As one who often relies on NPR for its news broadcasting I was horrified to learn that at least one of your reporters, Linda Gradstein, has been the recipient of honoraria from organizations supporting Israel, the country from which she reports. I am certain that if Ms. Gradstein was doing her job as an unbiased reporter she would not be asked to speak before Zionist groups. I will certainly listen in the future with a more jaundiced ear to NPR reporting. If Ms. Gradstein is to continue taking these honoraria I think that it is only fair to your listeners to warn them that they are listening to a biased reporter.
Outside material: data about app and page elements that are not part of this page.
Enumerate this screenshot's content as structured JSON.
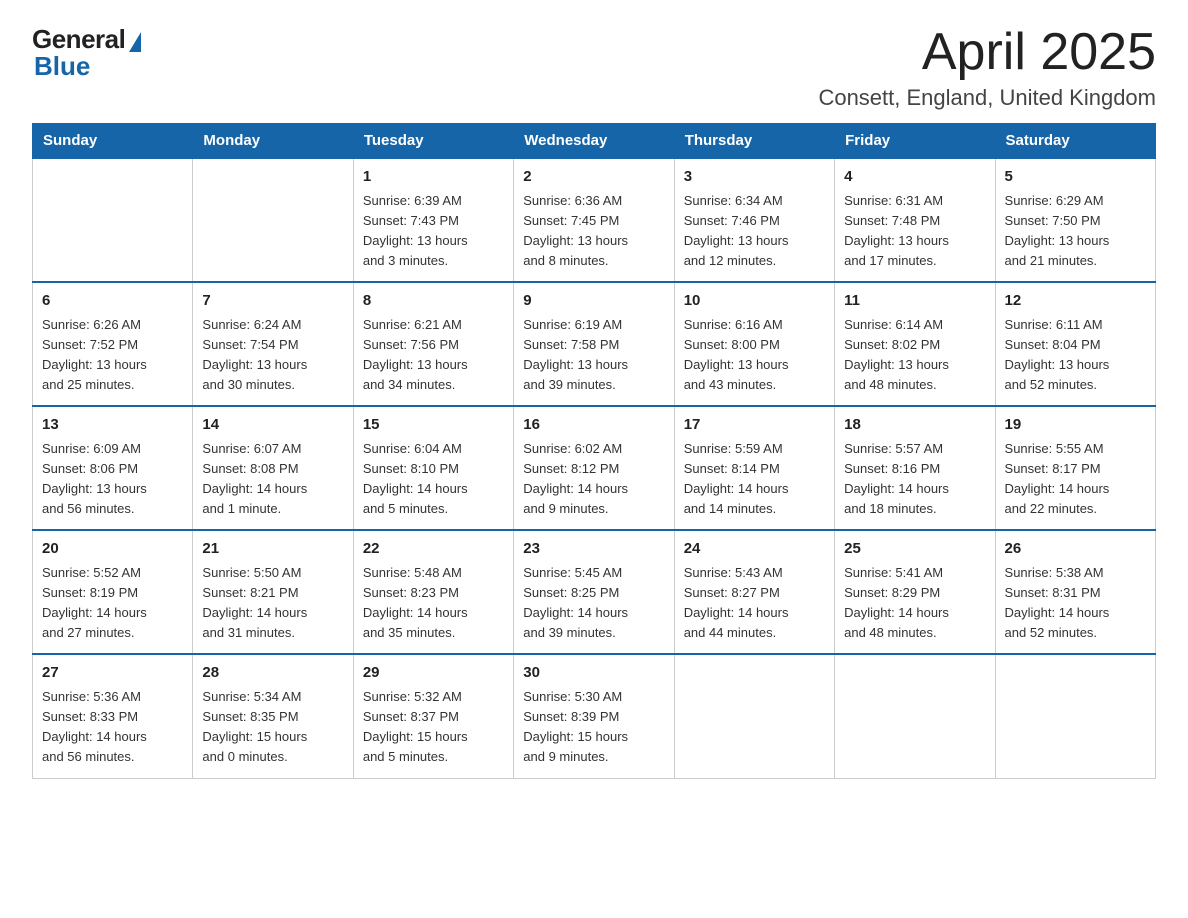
{
  "logo": {
    "general": "General",
    "blue": "Blue"
  },
  "title": "April 2025",
  "subtitle": "Consett, England, United Kingdom",
  "headers": [
    "Sunday",
    "Monday",
    "Tuesday",
    "Wednesday",
    "Thursday",
    "Friday",
    "Saturday"
  ],
  "weeks": [
    [
      {
        "day": "",
        "info": ""
      },
      {
        "day": "",
        "info": ""
      },
      {
        "day": "1",
        "info": "Sunrise: 6:39 AM\nSunset: 7:43 PM\nDaylight: 13 hours\nand 3 minutes."
      },
      {
        "day": "2",
        "info": "Sunrise: 6:36 AM\nSunset: 7:45 PM\nDaylight: 13 hours\nand 8 minutes."
      },
      {
        "day": "3",
        "info": "Sunrise: 6:34 AM\nSunset: 7:46 PM\nDaylight: 13 hours\nand 12 minutes."
      },
      {
        "day": "4",
        "info": "Sunrise: 6:31 AM\nSunset: 7:48 PM\nDaylight: 13 hours\nand 17 minutes."
      },
      {
        "day": "5",
        "info": "Sunrise: 6:29 AM\nSunset: 7:50 PM\nDaylight: 13 hours\nand 21 minutes."
      }
    ],
    [
      {
        "day": "6",
        "info": "Sunrise: 6:26 AM\nSunset: 7:52 PM\nDaylight: 13 hours\nand 25 minutes."
      },
      {
        "day": "7",
        "info": "Sunrise: 6:24 AM\nSunset: 7:54 PM\nDaylight: 13 hours\nand 30 minutes."
      },
      {
        "day": "8",
        "info": "Sunrise: 6:21 AM\nSunset: 7:56 PM\nDaylight: 13 hours\nand 34 minutes."
      },
      {
        "day": "9",
        "info": "Sunrise: 6:19 AM\nSunset: 7:58 PM\nDaylight: 13 hours\nand 39 minutes."
      },
      {
        "day": "10",
        "info": "Sunrise: 6:16 AM\nSunset: 8:00 PM\nDaylight: 13 hours\nand 43 minutes."
      },
      {
        "day": "11",
        "info": "Sunrise: 6:14 AM\nSunset: 8:02 PM\nDaylight: 13 hours\nand 48 minutes."
      },
      {
        "day": "12",
        "info": "Sunrise: 6:11 AM\nSunset: 8:04 PM\nDaylight: 13 hours\nand 52 minutes."
      }
    ],
    [
      {
        "day": "13",
        "info": "Sunrise: 6:09 AM\nSunset: 8:06 PM\nDaylight: 13 hours\nand 56 minutes."
      },
      {
        "day": "14",
        "info": "Sunrise: 6:07 AM\nSunset: 8:08 PM\nDaylight: 14 hours\nand 1 minute."
      },
      {
        "day": "15",
        "info": "Sunrise: 6:04 AM\nSunset: 8:10 PM\nDaylight: 14 hours\nand 5 minutes."
      },
      {
        "day": "16",
        "info": "Sunrise: 6:02 AM\nSunset: 8:12 PM\nDaylight: 14 hours\nand 9 minutes."
      },
      {
        "day": "17",
        "info": "Sunrise: 5:59 AM\nSunset: 8:14 PM\nDaylight: 14 hours\nand 14 minutes."
      },
      {
        "day": "18",
        "info": "Sunrise: 5:57 AM\nSunset: 8:16 PM\nDaylight: 14 hours\nand 18 minutes."
      },
      {
        "day": "19",
        "info": "Sunrise: 5:55 AM\nSunset: 8:17 PM\nDaylight: 14 hours\nand 22 minutes."
      }
    ],
    [
      {
        "day": "20",
        "info": "Sunrise: 5:52 AM\nSunset: 8:19 PM\nDaylight: 14 hours\nand 27 minutes."
      },
      {
        "day": "21",
        "info": "Sunrise: 5:50 AM\nSunset: 8:21 PM\nDaylight: 14 hours\nand 31 minutes."
      },
      {
        "day": "22",
        "info": "Sunrise: 5:48 AM\nSunset: 8:23 PM\nDaylight: 14 hours\nand 35 minutes."
      },
      {
        "day": "23",
        "info": "Sunrise: 5:45 AM\nSunset: 8:25 PM\nDaylight: 14 hours\nand 39 minutes."
      },
      {
        "day": "24",
        "info": "Sunrise: 5:43 AM\nSunset: 8:27 PM\nDaylight: 14 hours\nand 44 minutes."
      },
      {
        "day": "25",
        "info": "Sunrise: 5:41 AM\nSunset: 8:29 PM\nDaylight: 14 hours\nand 48 minutes."
      },
      {
        "day": "26",
        "info": "Sunrise: 5:38 AM\nSunset: 8:31 PM\nDaylight: 14 hours\nand 52 minutes."
      }
    ],
    [
      {
        "day": "27",
        "info": "Sunrise: 5:36 AM\nSunset: 8:33 PM\nDaylight: 14 hours\nand 56 minutes."
      },
      {
        "day": "28",
        "info": "Sunrise: 5:34 AM\nSunset: 8:35 PM\nDaylight: 15 hours\nand 0 minutes."
      },
      {
        "day": "29",
        "info": "Sunrise: 5:32 AM\nSunset: 8:37 PM\nDaylight: 15 hours\nand 5 minutes."
      },
      {
        "day": "30",
        "info": "Sunrise: 5:30 AM\nSunset: 8:39 PM\nDaylight: 15 hours\nand 9 minutes."
      },
      {
        "day": "",
        "info": ""
      },
      {
        "day": "",
        "info": ""
      },
      {
        "day": "",
        "info": ""
      }
    ]
  ]
}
As a Jew with relatives in Israel, I have more than a passing interest in news from the Middle East and it is sad to say that I get far more balanced news about the Israeli/Palestinian conflict from the Israeli and British press than I get from the American press or from NPR.

— from a correspondent in Mill Valley, CA

Related links: EI’s Linda Gradstein cash payments exposé

  • Follow up: NPR replies to concerns about cash payments to reporter, conflict of interest (20 February 2002)
  • Follow up: Will NPR come clean about Gradstein’s unethical cash payments? (25 February 2002)
  • Follow up: Gradstein’s unethical payments make public broadcasting headlines — NPR’s Drake avoids making Gradstein accountable (14 March 2002)

    This special report/action item (#22, 19 FEBRUARY 2002) was prepared by Ali Abunimah and Nigel Parry.